- Aikido is a highly participative art, learned by ‘doing’. Focus and concentration are required to practice effectively and safely. For that reason, you are encouraged to keep any talking during practice to a minimum, and any talking that is done should relate to Aikido
- Aikido skills are learned by cooperative practice. Unless otherwise instructed by your instructor, you should not resist techniques because part of your learning is feeling and experiencing the technique being applied and learning to go with the flow towards a safe outcome
- It is good manners to sit in silence while receiving instruction you’re your instructor. If you have a question, please do not interrupt, but ask it after Sensei has finished talking and demonstrating

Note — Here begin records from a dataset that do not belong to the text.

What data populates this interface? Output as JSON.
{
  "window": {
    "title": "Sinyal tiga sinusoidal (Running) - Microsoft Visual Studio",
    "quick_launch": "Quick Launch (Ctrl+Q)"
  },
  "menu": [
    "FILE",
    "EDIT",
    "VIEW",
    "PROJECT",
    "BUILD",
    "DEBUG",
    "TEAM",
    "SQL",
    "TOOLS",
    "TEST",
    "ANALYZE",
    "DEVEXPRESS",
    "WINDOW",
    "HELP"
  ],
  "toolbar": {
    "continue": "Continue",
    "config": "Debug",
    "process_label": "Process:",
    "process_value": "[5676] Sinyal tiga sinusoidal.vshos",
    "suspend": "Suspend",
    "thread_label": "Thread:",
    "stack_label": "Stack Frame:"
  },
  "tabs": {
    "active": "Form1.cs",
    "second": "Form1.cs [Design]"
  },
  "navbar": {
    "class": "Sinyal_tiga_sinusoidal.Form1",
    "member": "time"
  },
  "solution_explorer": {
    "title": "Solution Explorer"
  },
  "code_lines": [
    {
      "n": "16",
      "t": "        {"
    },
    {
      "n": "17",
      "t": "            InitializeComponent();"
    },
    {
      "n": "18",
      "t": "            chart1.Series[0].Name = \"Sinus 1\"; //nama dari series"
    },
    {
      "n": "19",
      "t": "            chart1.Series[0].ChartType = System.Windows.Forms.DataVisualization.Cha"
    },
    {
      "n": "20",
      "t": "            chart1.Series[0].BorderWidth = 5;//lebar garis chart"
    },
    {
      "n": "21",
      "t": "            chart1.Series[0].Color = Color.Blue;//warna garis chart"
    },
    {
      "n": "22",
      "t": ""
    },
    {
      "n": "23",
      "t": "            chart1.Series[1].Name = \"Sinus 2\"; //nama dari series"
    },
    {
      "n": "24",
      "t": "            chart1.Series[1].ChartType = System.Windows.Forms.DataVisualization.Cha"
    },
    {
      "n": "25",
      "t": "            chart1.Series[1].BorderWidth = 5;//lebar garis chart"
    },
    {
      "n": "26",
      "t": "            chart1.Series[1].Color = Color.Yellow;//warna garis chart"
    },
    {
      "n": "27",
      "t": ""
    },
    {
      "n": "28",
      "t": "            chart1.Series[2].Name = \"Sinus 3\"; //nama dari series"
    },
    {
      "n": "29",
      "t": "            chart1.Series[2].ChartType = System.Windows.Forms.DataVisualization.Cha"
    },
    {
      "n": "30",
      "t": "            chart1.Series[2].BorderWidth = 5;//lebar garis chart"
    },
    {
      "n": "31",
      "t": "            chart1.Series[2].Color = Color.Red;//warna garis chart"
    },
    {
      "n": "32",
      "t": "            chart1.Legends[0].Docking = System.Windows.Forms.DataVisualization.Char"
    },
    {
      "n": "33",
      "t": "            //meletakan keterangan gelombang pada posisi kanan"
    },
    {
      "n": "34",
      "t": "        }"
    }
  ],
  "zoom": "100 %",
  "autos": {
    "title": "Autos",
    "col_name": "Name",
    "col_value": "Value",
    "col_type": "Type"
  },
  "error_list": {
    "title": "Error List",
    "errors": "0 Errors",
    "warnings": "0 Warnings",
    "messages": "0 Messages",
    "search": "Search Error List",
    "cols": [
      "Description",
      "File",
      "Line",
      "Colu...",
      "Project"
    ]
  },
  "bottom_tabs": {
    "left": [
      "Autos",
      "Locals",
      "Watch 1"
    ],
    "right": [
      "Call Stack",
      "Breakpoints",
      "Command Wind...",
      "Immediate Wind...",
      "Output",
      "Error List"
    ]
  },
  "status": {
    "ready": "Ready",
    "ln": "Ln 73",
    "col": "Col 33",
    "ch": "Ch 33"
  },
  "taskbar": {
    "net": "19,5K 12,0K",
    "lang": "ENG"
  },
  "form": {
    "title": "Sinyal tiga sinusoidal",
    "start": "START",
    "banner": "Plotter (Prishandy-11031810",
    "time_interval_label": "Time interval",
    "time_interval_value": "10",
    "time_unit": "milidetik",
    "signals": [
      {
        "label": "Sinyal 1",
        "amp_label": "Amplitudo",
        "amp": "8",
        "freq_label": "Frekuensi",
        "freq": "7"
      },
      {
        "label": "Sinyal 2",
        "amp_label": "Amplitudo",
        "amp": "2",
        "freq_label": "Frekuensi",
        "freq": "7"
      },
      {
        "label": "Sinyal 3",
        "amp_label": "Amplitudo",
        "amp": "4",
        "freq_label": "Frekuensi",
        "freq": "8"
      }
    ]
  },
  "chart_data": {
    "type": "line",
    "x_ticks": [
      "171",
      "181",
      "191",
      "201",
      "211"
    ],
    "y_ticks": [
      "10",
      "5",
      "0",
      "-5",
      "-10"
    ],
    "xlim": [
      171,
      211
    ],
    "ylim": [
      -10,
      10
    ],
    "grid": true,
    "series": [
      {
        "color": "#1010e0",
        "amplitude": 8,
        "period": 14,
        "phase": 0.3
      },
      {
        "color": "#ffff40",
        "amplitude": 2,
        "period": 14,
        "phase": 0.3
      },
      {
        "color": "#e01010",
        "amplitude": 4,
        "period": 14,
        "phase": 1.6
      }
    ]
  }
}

- Inappropriate behaviour inside or outside the dojo, or on the mat will not be tolerated. This includes abuse, harassment (including sexual harassment), bullying and intimidation
- Wrestling on the mat or any other form of clowning around, roughhousing, horseplay or physical competitive behaviour will not be tolerated
- If you are practicing with a student who is lower in rank, you must practice to their level. That usually means going slower; not forcing the person into a forward or backward roll and not causing pain
- Everyone is different when it comes to applying wrist locks and pins. Be aware that many people are inflexible and cannot take much joint pressure. Apply pressure very slowly. Be alert to Uke tapping the mat or tapping them selves. This is your signal to release the pressure immediately. Joint lock pressure should never be applied to anyone under the age of 18 years.
- Griffith Aikido is a female friendly Aikido club. Please take care when practicing grabs and holds on females. Shoulder grabs are performed wide at shoulder level, not at lapel or chest level. A bear hug from behind is not a wrap around grab. It is performed just below the shoulders with hands joined and extended to the front
- Just as cooperative practice is the key to increased skill and competence, cooperation and teamwork gets the mats laid out, vacuumed and rolled up again.
2. The art of Nanba Walking by William Reed
Nanba is the Art of Physical Finesse. It begins with our most common form of movement, walking. Its applications range from martial arts, to dance, to music, to physical exercise.
7 secrets of Nanba Walking
- Turn without twisting
- Step with hands and feet together
- Connect your upper and lower body
- Step softly and swiftly
- Keep your feet in rhythm
- Take small steps with good alignment
- Practice walking to music
3. Thought for the week
Today, students of the martial arts have what can be called a “TV mentality”, turning off or changing channels whenever something fails to appeal to them. Instead of facing the challenge of training, they have become accustomed to simply tuning out or waiting for a better “show” to air.
‘KODO Ancient Ways, Lessons in the spiritual life of the warrior/ martial artist’ by Kensho Furuya (p45).